Earl Conway and Paul Batalden, IHI Senior Fellow and Founding Chair of the IHI Board of Directors, clarify the origins of the quotation, “Every system is perfectly designed to get the results it gets.”
The poet William Stafford describes the way that words sometimes seem like magic to come together and live together. In some ways, his simile — “like magic” — remains true about “Every system is perfectly designed to get the results it gets” as noted in the Editor’s Notebook column ["A Quotation with a Life of Its Own" written by Susan Carr] in the July/August 2008 issue of Patient Safety & Quality Healthcare. We write today to offer some additional context.
We worked together as co-chairmen of the US Quality Council of the Conference Board in the 1970s. While together, we learned that both of us had been tremendously influenced by the thought and practice of Dr. W. Edwards Deming. His invitation to think in terms of results generated by systems within which we all work were deeply important to us then — and now. His teachings build on the Theory of Variation and the need to redesign (i.e., improve) the system to narrow variation as the principal cause of error.

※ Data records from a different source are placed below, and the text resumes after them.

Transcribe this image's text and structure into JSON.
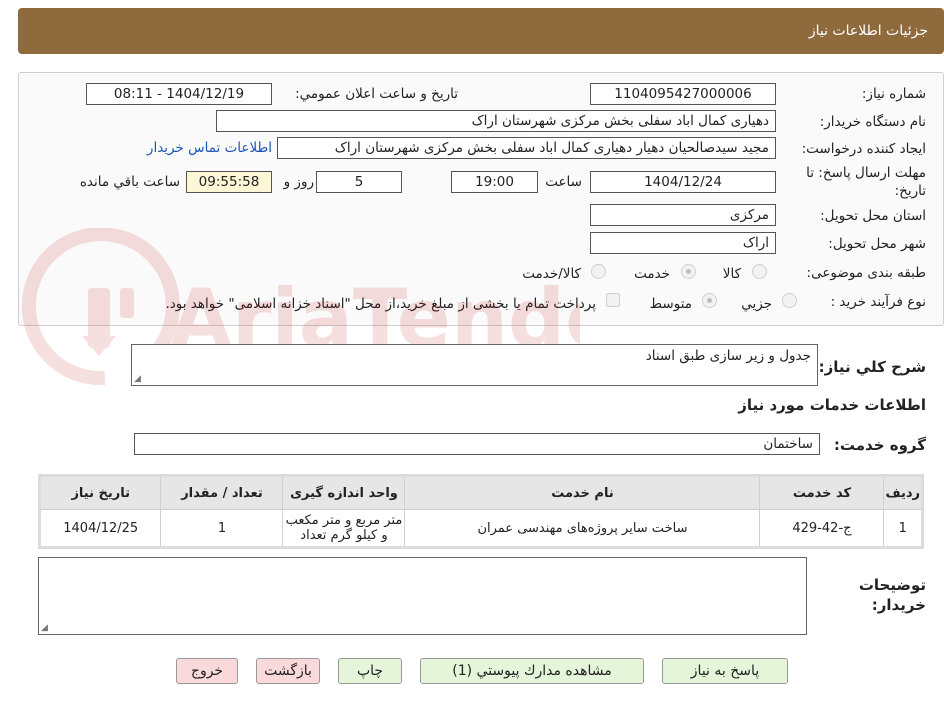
{
  "window": {
    "title": "جزئیات اطلاعات نیاز"
  },
  "form": {
    "need_number_label": "شماره نياز:",
    "need_number": "1104095427000006",
    "announce_label": "تاريخ و ساعت اعلان عمومي:",
    "announce_value": "1404/12/19 - 08:11",
    "buyer_org_label": "نام دستگاه خريدار:",
    "buyer_org": "دهیاری کمال اباد سفلی بخش مرکزی  شهرستان اراک",
    "requester_label": "ايجاد کننده درخواست:",
    "requester": "مجید سیدصالحیان دهیار دهیاری کمال اباد سفلی بخش مرکزی  شهرستان اراک",
    "contact_link": "اطلاعات تماس خريدار",
    "deadline_label_line1": "مهلت ارسال پاسخ: تا",
    "deadline_label_line2": "تاريخ:",
    "deadline_date": "1404/12/24",
    "time_label": "ساعت",
    "deadline_time": "19:00",
    "days_value": "5",
    "days_label": "روز و",
    "remaining_time": "09:55:58",
    "remaining_label": "ساعت باقي مانده",
    "province_label": "استان محل تحويل:",
    "province": "مرکزی",
    "city_label": "شهر محل تحويل:",
    "city": "اراک",
    "category_label": "طبقه بندی موضوعی:",
    "category_options": [
      "کالا",
      "خدمت",
      "کالا/خدمت"
    ],
    "process_label": "نوع فرآيند خريد :",
    "process_options": [
      "جزيي",
      "متوسط"
    ],
    "payment_note": "پرداخت تمام یا بخشی از مبلغ خرید،از محل \"اسناد خزانه اسلامی\" خواهد بود."
  },
  "description": {
    "label": "شرح کلي نياز:",
    "value": "جدول و زیر سازی طبق اسناد"
  },
  "services": {
    "section_title": "اطلاعات خدمات مورد نياز",
    "group_label": "گروه خدمت:",
    "group_value": "ساختمان",
    "headers": [
      "رديف",
      "کد خدمت",
      "نام خدمت",
      "واحد اندازه گيری",
      "تعداد / مقدار",
      "تاريخ نياز"
    ],
    "rows": [
      {
        "row": "1",
        "code": "ج-42-429",
        "name": "ساخت سایر پروژه‌های مهندسی عمران",
        "unit_line1": "متر مربع و متر مکعب",
        "unit_line2": "و کیلو گرم تعداد",
        "quantity": "1",
        "date": "1404/12/25"
      }
    ]
  },
  "buyer_notes": {
    "label_line1": "توضيحات",
    "label_line2": "خريدار:",
    "value": ""
  },
  "buttons": {
    "reply": "پاسخ به نياز",
    "attachments": "مشاهده مدارك پيوستي (1)",
    "print": "چاپ",
    "back": "بازگشت",
    "exit": "خروج"
  },
  "watermark": {
    "text": "AriaTender.neT"
  },
  "colors": {
    "title_bar": "#8e6a3d",
    "link": "#1a54b8",
    "button_green": "#e4f5da",
    "button_pink": "#f9d9d9",
    "time_box": "#fdf7d6"
  }
}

Earl had the benefit of knowing and working with David Hanna at Procter and Gamble. Hanna, a student of organization development and expert who eventually put his thoughts together in a book, Designing Organizations for High Performance, as part of the Addison-Wesley [now Prentice Hall] OD series of volumes. He shared with Earl (and in his book, p. 36) the insight of his P&G colleague from the UK, Arthur Jones: “All organizations are perfectly designed to get the results they get!” Earl brought that insight to the attention of the US Quality Council in one of our meetings.
As Paul thought about the profound truth of that insight and of its use for work with health professionals, some of whom were less interested in “organizations” than in “systems,” Paul created a corollary to the Jones words: “Every system is perfectly designed to get the results it gets” and has shared the words with many others.
We write to share our joy in bringing these additional words of context to others — but in some ways still appreciating the poet’s insight that words come together and live together in what seems — at some level — to be “magic.”
This content originally appeared on the Patient Safety & Quality Healthcare blog on August 3, 2015, and is reposted with permission.